RECORDS FOR PROCESSING: Begin

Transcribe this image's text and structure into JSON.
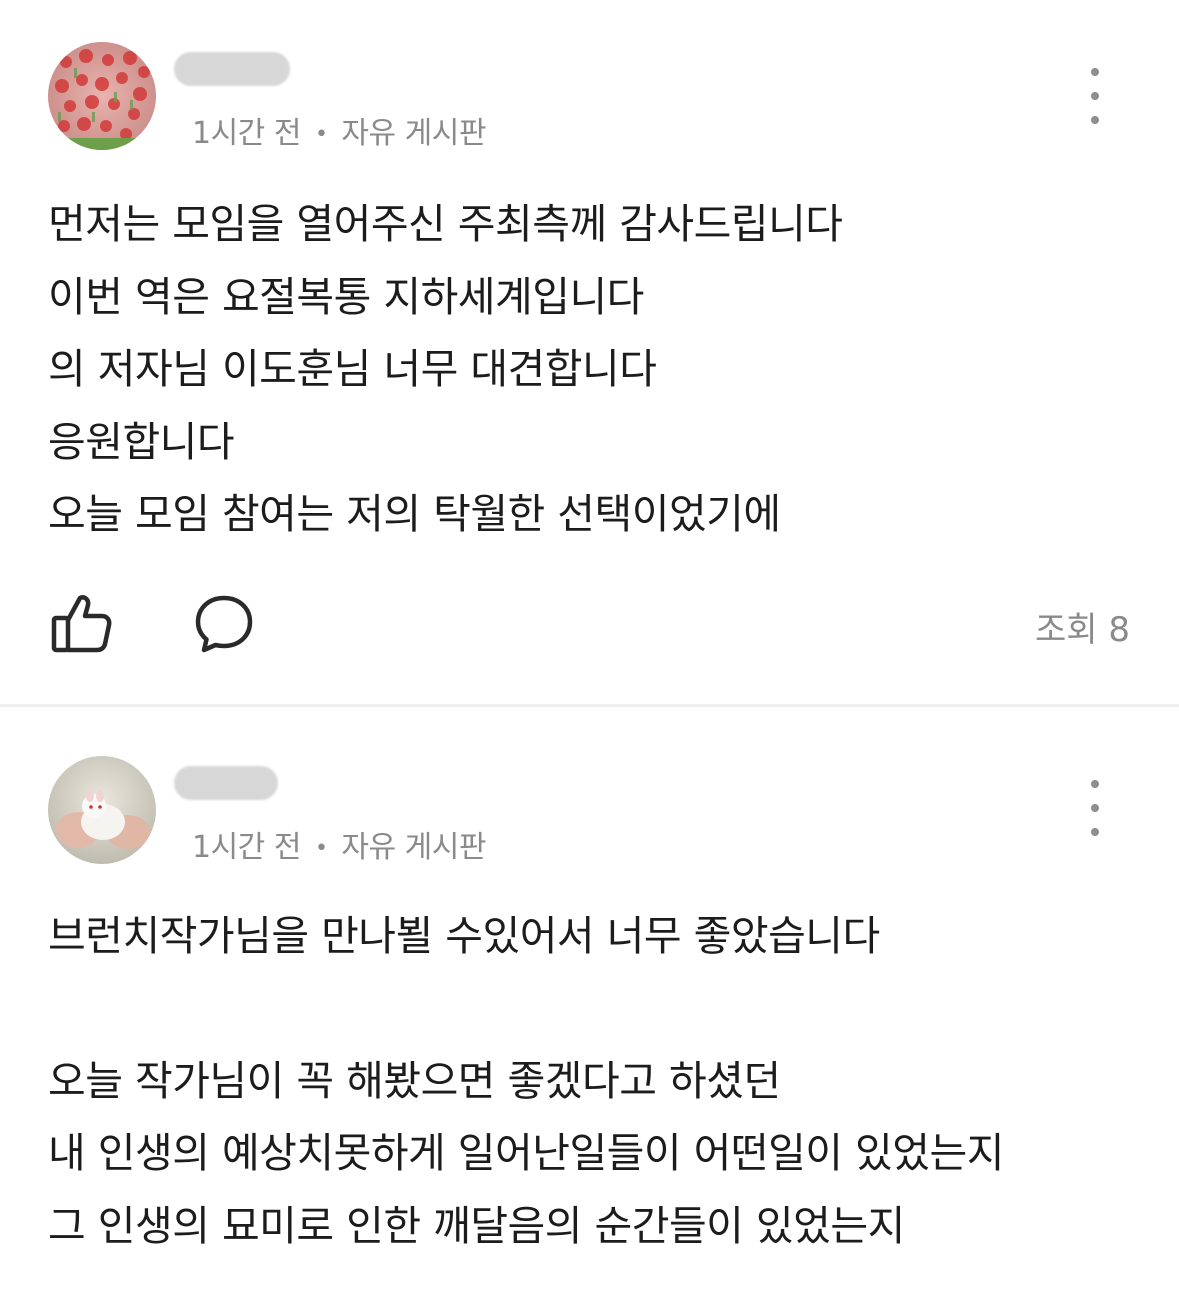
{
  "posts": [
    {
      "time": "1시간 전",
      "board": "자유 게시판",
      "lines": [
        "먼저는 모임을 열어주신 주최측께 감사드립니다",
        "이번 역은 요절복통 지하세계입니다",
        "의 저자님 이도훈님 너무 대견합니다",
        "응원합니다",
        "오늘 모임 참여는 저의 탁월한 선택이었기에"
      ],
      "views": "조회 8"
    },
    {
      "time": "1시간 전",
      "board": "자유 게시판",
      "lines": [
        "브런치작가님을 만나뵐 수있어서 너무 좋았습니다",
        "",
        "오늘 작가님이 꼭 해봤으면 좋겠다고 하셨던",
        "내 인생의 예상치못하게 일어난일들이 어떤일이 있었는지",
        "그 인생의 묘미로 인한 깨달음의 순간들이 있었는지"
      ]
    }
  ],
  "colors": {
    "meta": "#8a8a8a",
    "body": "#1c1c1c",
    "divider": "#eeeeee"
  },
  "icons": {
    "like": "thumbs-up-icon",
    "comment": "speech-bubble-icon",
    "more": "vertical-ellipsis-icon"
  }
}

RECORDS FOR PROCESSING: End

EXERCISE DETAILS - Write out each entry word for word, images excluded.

ANSWER TO THIS EXERCISE -
Transcribe this image's text and structure into JSON.
{
  "posts": [
    {
      "time": "1시간 전",
      "board": "자유 게시판",
      "lines": [
        "먼저는 모임을 열어주신 주최측께 감사드립니다",
        "이번 역은 요절복통 지하세계입니다",
        "의 저자님 이도훈님 너무 대견합니다",
        "응원합니다",
        "오늘 모임 참여는 저의 탁월한 선택이었기에"
      ],
      "views": "조회 8"
    },
    {
      "time": "1시간 전",
      "board": "자유 게시판",
      "lines": [
        "브런치작가님을 만나뵐 수있어서 너무 좋았습니다",
        "",
        "오늘 작가님이 꼭 해봤으면 좋겠다고 하셨던",
        "내 인생의 예상치못하게 일어난일들이 어떤일이 있었는지",
        "그 인생의 묘미로 인한 깨달음의 순간들이 있었는지"
      ]
    }
  ],
  "colors": {
    "meta": "#8a8a8a",
    "body": "#1c1c1c",
    "divider": "#eeeeee"
  },
  "icons": {
    "like": "thumbs-up-icon",
    "comment": "speech-bubble-icon",
    "more": "vertical-ellipsis-icon"
  }
}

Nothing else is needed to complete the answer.